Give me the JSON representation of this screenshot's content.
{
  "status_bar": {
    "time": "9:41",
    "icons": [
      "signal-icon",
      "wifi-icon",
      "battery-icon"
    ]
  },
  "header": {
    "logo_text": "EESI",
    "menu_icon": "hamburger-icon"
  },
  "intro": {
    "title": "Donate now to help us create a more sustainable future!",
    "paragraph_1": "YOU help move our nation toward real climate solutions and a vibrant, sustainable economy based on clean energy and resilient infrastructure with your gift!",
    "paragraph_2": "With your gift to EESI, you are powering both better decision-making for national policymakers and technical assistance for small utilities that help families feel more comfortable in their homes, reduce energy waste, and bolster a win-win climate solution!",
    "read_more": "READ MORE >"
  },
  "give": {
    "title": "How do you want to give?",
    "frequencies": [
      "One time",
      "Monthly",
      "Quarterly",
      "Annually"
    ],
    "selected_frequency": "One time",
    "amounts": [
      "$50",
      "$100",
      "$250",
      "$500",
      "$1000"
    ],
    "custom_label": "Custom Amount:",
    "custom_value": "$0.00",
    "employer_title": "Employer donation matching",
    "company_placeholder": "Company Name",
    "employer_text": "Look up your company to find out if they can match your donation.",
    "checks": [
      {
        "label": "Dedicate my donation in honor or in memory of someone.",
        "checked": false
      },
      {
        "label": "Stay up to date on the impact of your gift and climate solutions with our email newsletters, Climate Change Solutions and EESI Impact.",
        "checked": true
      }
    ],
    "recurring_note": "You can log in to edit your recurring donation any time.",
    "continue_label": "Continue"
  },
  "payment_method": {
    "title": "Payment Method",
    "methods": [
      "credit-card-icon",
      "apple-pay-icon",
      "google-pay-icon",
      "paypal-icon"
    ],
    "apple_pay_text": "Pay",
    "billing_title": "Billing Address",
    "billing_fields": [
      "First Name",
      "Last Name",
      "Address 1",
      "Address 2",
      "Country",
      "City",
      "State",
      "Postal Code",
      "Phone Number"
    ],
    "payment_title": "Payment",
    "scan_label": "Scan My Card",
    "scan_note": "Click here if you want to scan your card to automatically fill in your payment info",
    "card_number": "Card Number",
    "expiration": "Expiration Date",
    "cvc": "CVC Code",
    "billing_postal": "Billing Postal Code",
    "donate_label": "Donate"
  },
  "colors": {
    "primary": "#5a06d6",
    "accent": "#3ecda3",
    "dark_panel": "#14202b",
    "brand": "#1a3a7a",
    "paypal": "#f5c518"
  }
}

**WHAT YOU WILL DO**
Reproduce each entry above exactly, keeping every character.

**TASK ANSWER**
Give me the JSON representation of this screenshot's content.
{
  "status_bar": {
    "time": "9:41",
    "icons": [
      "signal-icon",
      "wifi-icon",
      "battery-icon"
    ]
  },
  "header": {
    "logo_text": "EESI",
    "menu_icon": "hamburger-icon"
  },
  "intro": {
    "title": "Donate now to help us create a more sustainable future!",
    "paragraph_1": "YOU help move our nation toward real climate solutions and a vibrant, sustainable economy based on clean energy and resilient infrastructure with your gift!",
    "paragraph_2": "With your gift to EESI, you are powering both better decision-making for national policymakers and technical assistance for small utilities that help families feel more comfortable in their homes, reduce energy waste, and bolster a win-win climate solution!",
    "read_more": "READ MORE >"
  },
  "give": {
    "title": "How do you want to give?",
    "frequencies": [
      "One time",
      "Monthly",
      "Quarterly",
      "Annually"
    ],
    "selected_frequency": "One time",
    "amounts": [
      "$50",
      "$100",
      "$250",
      "$500",
      "$1000"
    ],
    "custom_label": "Custom Amount:",
    "custom_value": "$0.00",
    "employer_title": "Employer donation matching",
    "company_placeholder": "Company Name",
    "employer_text": "Look up your company to find out if they can match your donation.",
    "checks": [
      {
        "label": "Dedicate my donation in honor or in memory of someone.",
        "checked": false
      },
      {
        "label": "Stay up to date on the impact of your gift and climate solutions with our email newsletters, Climate Change Solutions and EESI Impact.",
        "checked": true
      }
    ],
    "recurring_note": "You can log in to edit your recurring donation any time.",
    "continue_label": "Continue"
  },
  "payment_method": {
    "title": "Payment Method",
    "methods": [
      "credit-card-icon",
      "apple-pay-icon",
      "google-pay-icon",
      "paypal-icon"
    ],
    "apple_pay_text": "Pay",
    "billing_title": "Billing Address",
    "billing_fields": [
      "First Name",
      "Last Name",
      "Address 1",
      "Address 2",
      "Country",
      "City",
      "State",
      "Postal Code",
      "Phone Number"
    ],
    "payment_title": "Payment",
    "scan_label": "Scan My Card",
    "scan_note": "Click here if you want to scan your card to automatically fill in your payment info",
    "card_number": "Card Number",
    "expiration": "Expiration Date",
    "cvc": "CVC Code",
    "billing_postal": "Billing Postal Code",
    "donate_label": "Donate"
  },
  "colors": {
    "primary": "#5a06d6",
    "accent": "#3ecda3",
    "dark_panel": "#14202b",
    "brand": "#1a3a7a",
    "paypal": "#f5c518"
  }
}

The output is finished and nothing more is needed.